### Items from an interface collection
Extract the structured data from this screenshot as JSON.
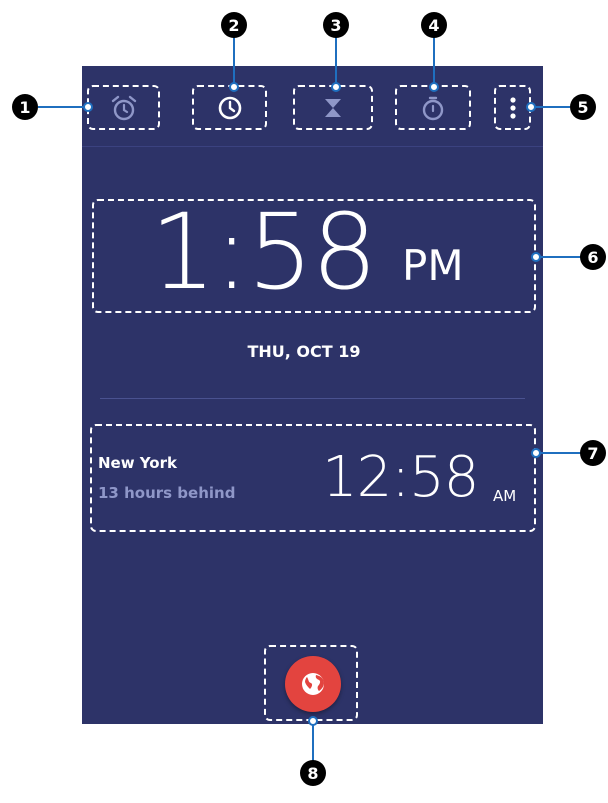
{
  "tabs": [
    {
      "icon": "alarm-icon"
    },
    {
      "icon": "clock-icon"
    },
    {
      "icon": "hourglass-icon"
    },
    {
      "icon": "stopwatch-icon"
    },
    {
      "icon": "more-vert-icon"
    }
  ],
  "clock": {
    "time": "1:58",
    "ampm": "PM",
    "date": "THU, OCT 19"
  },
  "world_clock": {
    "city": "New York",
    "difference": "13 hours behind",
    "time": "12:58",
    "ampm": "AM"
  },
  "fab": {
    "icon": "globe-icon"
  },
  "callouts": [
    "1",
    "2",
    "3",
    "4",
    "5",
    "6",
    "7",
    "8"
  ],
  "colors": {
    "background": "#2d3368",
    "fab": "#e3443f",
    "leader": "#1f6fbf",
    "secondary_text": "#8f97c8"
  }
}
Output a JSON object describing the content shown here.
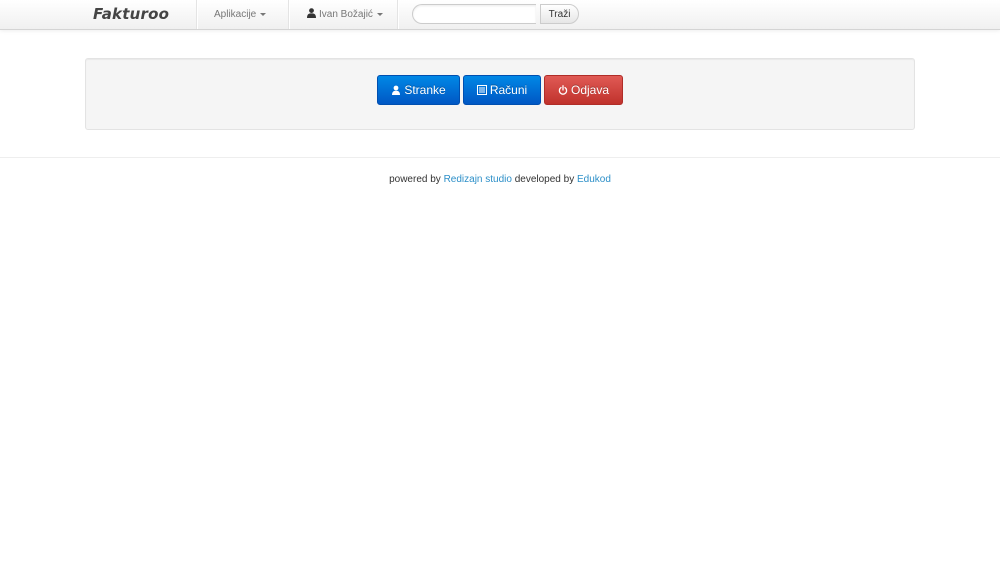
{
  "navbar": {
    "brand": "Fakturoo",
    "apps_label": "Aplikacije",
    "user_label": "Ivan Božajić",
    "search_placeholder": "",
    "search_button": "Traži"
  },
  "actions": [
    {
      "label": "Stranke",
      "icon": "user-icon",
      "color": "#0069d6"
    },
    {
      "label": "Računi",
      "icon": "list-icon",
      "color": "#0069d6"
    },
    {
      "label": "Odjava",
      "icon": "power-icon",
      "color": "#d9534f"
    }
  ],
  "footer": {
    "prefix": "powered by",
    "link1": "Redizajn studio",
    "middle": "developed by",
    "link2": "Edukod"
  },
  "colors": {
    "primary": "#0069d6",
    "danger": "#d9534f",
    "link": "#2c8fc8"
  }
}
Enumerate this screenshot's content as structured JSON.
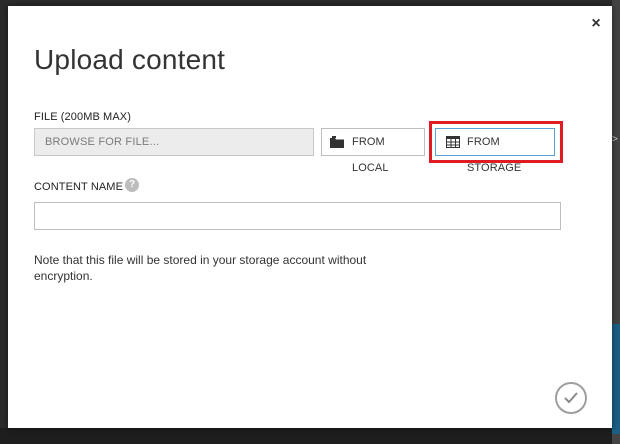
{
  "dialog": {
    "title": "Upload content",
    "close_glyph": "×",
    "file_label": "FILE (200MB MAX)",
    "browse_placeholder": "BROWSE FOR FILE...",
    "from_local_label": "FROM LOCAL",
    "from_storage_label": "FROM STORAGE",
    "content_name_label": "CONTENT NAME",
    "help_glyph": "?",
    "content_name_value": "",
    "note": "Note that this file will be stored in your storage account without encryption."
  },
  "icons": {
    "close": "close-icon",
    "help": "question-mark-icon",
    "from_local": "folder-icon",
    "from_storage": "table-icon",
    "ok": "checkmark-icon"
  },
  "colors": {
    "highlight": "#e01b24",
    "storage_button_border": "#5aa0d6",
    "background_accent": "#1c5f86"
  }
}
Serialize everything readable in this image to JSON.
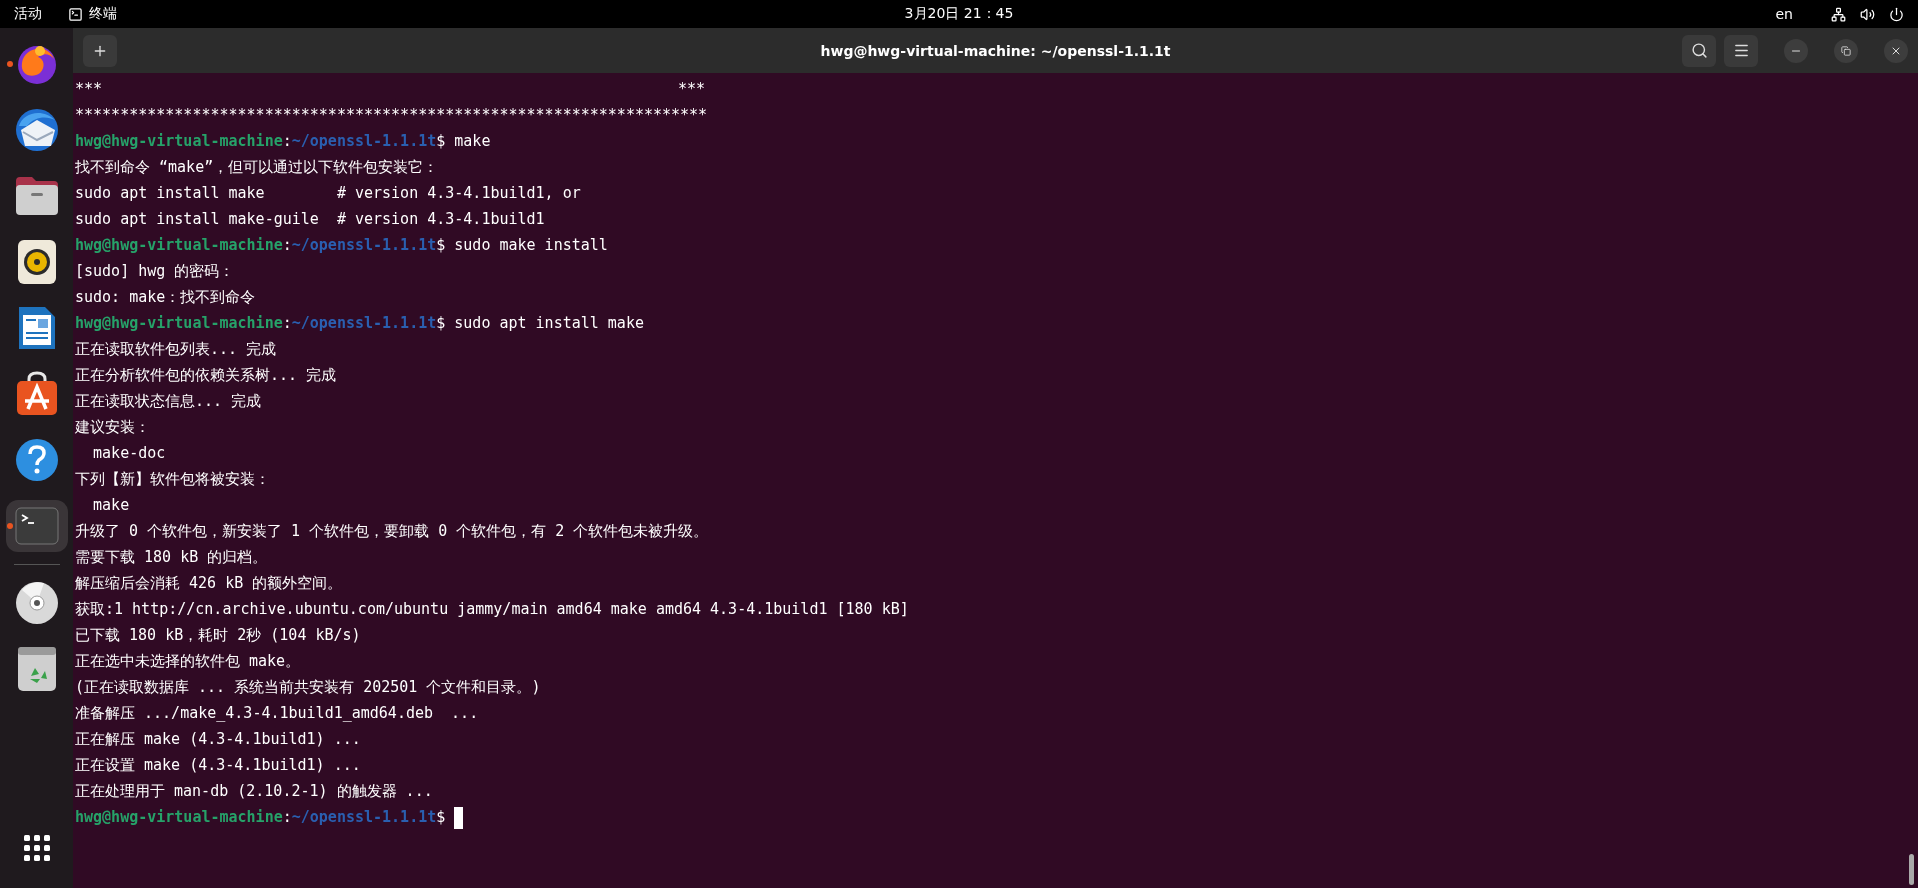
{
  "top_bar": {
    "activities": "活动",
    "app_name": "终端",
    "clock": "3月20日  21：45",
    "language": "en"
  },
  "dock": {
    "items": [
      {
        "kind": "browser",
        "running": true,
        "selected": false
      },
      {
        "kind": "mail",
        "running": false,
        "selected": false
      },
      {
        "kind": "files",
        "running": false,
        "selected": false
      },
      {
        "kind": "music",
        "running": false,
        "selected": false
      },
      {
        "kind": "writer",
        "running": false,
        "selected": false
      },
      {
        "kind": "store",
        "running": false,
        "selected": false
      },
      {
        "kind": "help",
        "running": false,
        "selected": false
      },
      {
        "kind": "terminal",
        "running": true,
        "selected": true
      },
      {
        "kind": "disc",
        "running": false,
        "selected": false
      },
      {
        "kind": "trash",
        "running": false,
        "selected": false
      }
    ]
  },
  "window": {
    "title": "hwg@hwg-virtual-machine: ~/openssl-1.1.1t"
  },
  "terminal": {
    "lines": [
      {
        "kind": "split",
        "left": "***",
        "right": "***"
      },
      {
        "kind": "output",
        "text": "**********************************************************************"
      },
      {
        "kind": "prompt",
        "user_host": "hwg@hwg-virtual-machine",
        "separator": ":",
        "path": "~/openssl-1.1.1t",
        "symbol": "$",
        "command": " make",
        "cursor": false
      },
      {
        "kind": "output",
        "text": "找不到命令 “make”，但可以通过以下软件包安装它："
      },
      {
        "kind": "output",
        "text": "sudo apt install make        # version 4.3-4.1build1, or"
      },
      {
        "kind": "output",
        "text": "sudo apt install make-guile  # version 4.3-4.1build1"
      },
      {
        "kind": "prompt",
        "user_host": "hwg@hwg-virtual-machine",
        "separator": ":",
        "path": "~/openssl-1.1.1t",
        "symbol": "$",
        "command": " sudo make install",
        "cursor": false
      },
      {
        "kind": "output",
        "text": "[sudo] hwg 的密码："
      },
      {
        "kind": "output",
        "text": "sudo: make：找不到命令"
      },
      {
        "kind": "prompt",
        "user_host": "hwg@hwg-virtual-machine",
        "separator": ":",
        "path": "~/openssl-1.1.1t",
        "symbol": "$",
        "command": " sudo apt install make",
        "cursor": false
      },
      {
        "kind": "output",
        "text": "正在读取软件包列表... 完成"
      },
      {
        "kind": "output",
        "text": "正在分析软件包的依赖关系树... 完成"
      },
      {
        "kind": "output",
        "text": "正在读取状态信息... 完成"
      },
      {
        "kind": "output",
        "text": "建议安装："
      },
      {
        "kind": "output",
        "text": "  make-doc"
      },
      {
        "kind": "output",
        "text": "下列【新】软件包将被安装："
      },
      {
        "kind": "output",
        "text": "  make"
      },
      {
        "kind": "output",
        "text": "升级了 0 个软件包，新安装了 1 个软件包，要卸载 0 个软件包，有 2 个软件包未被升级。"
      },
      {
        "kind": "output",
        "text": "需要下载 180 kB 的归档。"
      },
      {
        "kind": "output",
        "text": "解压缩后会消耗 426 kB 的额外空间。"
      },
      {
        "kind": "output",
        "text": "获取:1 http://cn.archive.ubuntu.com/ubuntu jammy/main amd64 make amd64 4.3-4.1build1 [180 kB]"
      },
      {
        "kind": "output",
        "text": "已下载 180 kB，耗时 2秒 (104 kB/s)"
      },
      {
        "kind": "output",
        "text": "正在选中未选择的软件包 make。"
      },
      {
        "kind": "output",
        "text": "(正在读取数据库 ... 系统当前共安装有 202501 个文件和目录。)"
      },
      {
        "kind": "output",
        "text": "准备解压 .../make_4.3-4.1build1_amd64.deb  ..."
      },
      {
        "kind": "output",
        "text": "正在解压 make (4.3-4.1build1) ..."
      },
      {
        "kind": "output",
        "text": "正在设置 make (4.3-4.1build1) ..."
      },
      {
        "kind": "output",
        "text": "正在处理用于 man-db (2.10.2-1) 的触发器 ..."
      },
      {
        "kind": "prompt",
        "user_host": "hwg@hwg-virtual-machine",
        "separator": ":",
        "path": "~/openssl-1.1.1t",
        "symbol": "$",
        "cursor": true
      }
    ]
  }
}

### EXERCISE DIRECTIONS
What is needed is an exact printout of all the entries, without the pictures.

### SOLVED PROBLEM
Extract the structured data from this screenshot as JSON.
{
  "tabs": [
    {
      "icon": "alarm-icon"
    },
    {
      "icon": "clock-icon"
    },
    {
      "icon": "hourglass-icon"
    },
    {
      "icon": "stopwatch-icon"
    },
    {
      "icon": "more-vert-icon"
    }
  ],
  "clock": {
    "time": "1:58",
    "ampm": "PM",
    "date": "THU, OCT 19"
  },
  "world_clock": {
    "city": "New York",
    "difference": "13 hours behind",
    "time": "12:58",
    "ampm": "AM"
  },
  "fab": {
    "icon": "globe-icon"
  },
  "callouts": [
    "1",
    "2",
    "3",
    "4",
    "5",
    "6",
    "7",
    "8"
  ],
  "colors": {
    "background": "#2d3368",
    "fab": "#e3443f",
    "leader": "#1f6fbf",
    "secondary_text": "#8f97c8"
  }
}
Output a JSON object describing the content shown here.
{
  "navbar": {
    "brand": "Fakturoo",
    "apps_label": "Aplikacije",
    "user_label": "Ivan Božajić",
    "search_placeholder": "",
    "search_button": "Traži"
  },
  "actions": [
    {
      "label": "Stranke",
      "icon": "user-icon",
      "color": "#0069d6"
    },
    {
      "label": "Računi",
      "icon": "list-icon",
      "color": "#0069d6"
    },
    {
      "label": "Odjava",
      "icon": "power-icon",
      "color": "#d9534f"
    }
  ],
  "footer": {
    "prefix": "powered by",
    "link1": "Redizajn studio",
    "middle": "developed by",
    "link2": "Edukod"
  },
  "colors": {
    "primary": "#0069d6",
    "danger": "#d9534f",
    "link": "#2c8fc8"
  }
}
Enumerate this screenshot's content as structured JSON.
{
  "dialog": {
    "title": "Upload content",
    "close_glyph": "×",
    "file_label": "FILE (200MB MAX)",
    "browse_placeholder": "BROWSE FOR FILE...",
    "from_local_label": "FROM LOCAL",
    "from_storage_label": "FROM STORAGE",
    "content_name_label": "CONTENT NAME",
    "help_glyph": "?",
    "content_name_value": "",
    "note": "Note that this file will be stored in your storage account without encryption."
  },
  "icons": {
    "close": "close-icon",
    "help": "question-mark-icon",
    "from_local": "folder-icon",
    "from_storage": "table-icon",
    "ok": "checkmark-icon"
  },
  "colors": {
    "highlight": "#e01b24",
    "storage_button_border": "#5aa0d6",
    "background_accent": "#1c5f86"
  }
}
Serialize everything readable in this image to JSON.
{
  "top_bar": {
    "activities": "活动",
    "app_name": "终端",
    "clock": "3月20日  21：45",
    "language": "en"
  },
  "dock": {
    "items": [
      {
        "kind": "browser",
        "running": true,
        "selected": false
      },
      {
        "kind": "mail",
        "running": false,
        "selected": false
      },
      {
        "kind": "files",
        "running": false,
        "selected": false
      },
      {
        "kind": "music",
        "running": false,
        "selected": false
      },
      {
        "kind": "writer",
        "running": false,
        "selected": false
      },
      {
        "kind": "store",
        "running": false,
        "selected": false
      },
      {
        "kind": "help",
        "running": false,
        "selected": false
      },
      {
        "kind": "terminal",
        "running": true,
        "selected": true
      },
      {
        "kind": "disc",
        "running": false,
        "selected": false
      },
      {
        "kind": "trash",
        "running": false,
        "selected": false
      }
    ]
  },
  "window": {
    "title": "hwg@hwg-virtual-machine: ~/openssl-1.1.1t"
  },
  "terminal": {
    "lines": [
      {
        "kind": "split",
        "left": "***",
        "right": "***"
      },
      {
        "kind": "output",
        "text": "**********************************************************************"
      },
      {
        "kind": "prompt",
        "user_host": "hwg@hwg-virtual-machine",
        "separator": ":",
        "path": "~/openssl-1.1.1t",
        "symbol": "$",
        "command": " make",
        "cursor": false
      },
      {
        "kind": "output",
        "text": "找不到命令 “make”，但可以通过以下软件包安装它："
      },
      {
        "kind": "output",
        "text": "sudo apt install make        # version 4.3-4.1build1, or"
      },
      {
        "kind": "output",
        "text": "sudo apt install make-guile  # version 4.3-4.1build1"
      },
      {
        "kind": "prompt",
        "user_host": "hwg@hwg-virtual-machine",
        "separator": ":",
        "path": "~/openssl-1.1.1t",
        "symbol": "$",
        "command": " sudo make install",
        "cursor": false
      },
      {
        "kind": "output",
        "text": "[sudo] hwg 的密码："
      },
      {
        "kind": "output",
        "text": "sudo: make：找不到命令"
      },
      {
        "kind": "prompt",
        "user_host": "hwg@hwg-virtual-machine",
        "separator": ":",
        "path": "~/openssl-1.1.1t",
        "symbol": "$",
        "command": " sudo apt install make",
        "cursor": false
      },
      {
        "kind": "output",
        "text": "正在读取软件包列表... 完成"
      },
      {
        "kind": "output",
        "text": "正在分析软件包的依赖关系树... 完成"
      },
      {
        "kind": "output",
        "text": "正在读取状态信息... 完成"
      },
      {
        "kind": "output",
        "text": "建议安装："
      },
      {
        "kind": "output",
        "text": "  make-doc"
      },
      {
        "kind": "output",
        "text": "下列【新】软件包将被安装："
      },
      {
        "kind": "output",
        "text": "  make"
      },
      {
        "kind": "output",
        "text": "升级了 0 个软件包，新安装了 1 个软件包，要卸载 0 个软件包，有 2 个软件包未被升级。"
      },
      {
        "kind": "output",
        "text": "需要下载 180 kB 的归档。"
      },
      {
        "kind": "output",
        "text": "解压缩后会消耗 426 kB 的额外空间。"
      },
      {
        "kind": "output",
        "text": "获取:1 http://cn.archive.ubuntu.com/ubuntu jammy/main amd64 make amd64 4.3-4.1build1 [180 kB]"
      },
      {
        "kind": "output",
        "text": "已下载 180 kB，耗时 2秒 (104 kB/s)"
      },
      {
        "kind": "output",
        "text": "正在选中未选择的软件包 make。"
      },
      {
        "kind": "output",
        "text": "(正在读取数据库 ... 系统当前共安装有 202501 个文件和目录。)"
      },
      {
        "kind": "output",
        "text": "准备解压 .../make_4.3-4.1build1_amd64.deb  ..."
      },
      {
        "kind": "output",
        "text": "正在解压 make (4.3-4.1build1) ..."
      },
      {
        "kind": "output",
        "text": "正在设置 make (4.3-4.1build1) ..."
      },
      {
        "kind": "output",
        "text": "正在处理用于 man-db (2.10.2-1) 的触发器 ..."
      },
      {
        "kind": "prompt",
        "user_host": "hwg@hwg-virtual-machine",
        "separator": ":",
        "path": "~/openssl-1.1.1t",
        "symbol": "$",
        "cursor": true
      }
    ]
  }
}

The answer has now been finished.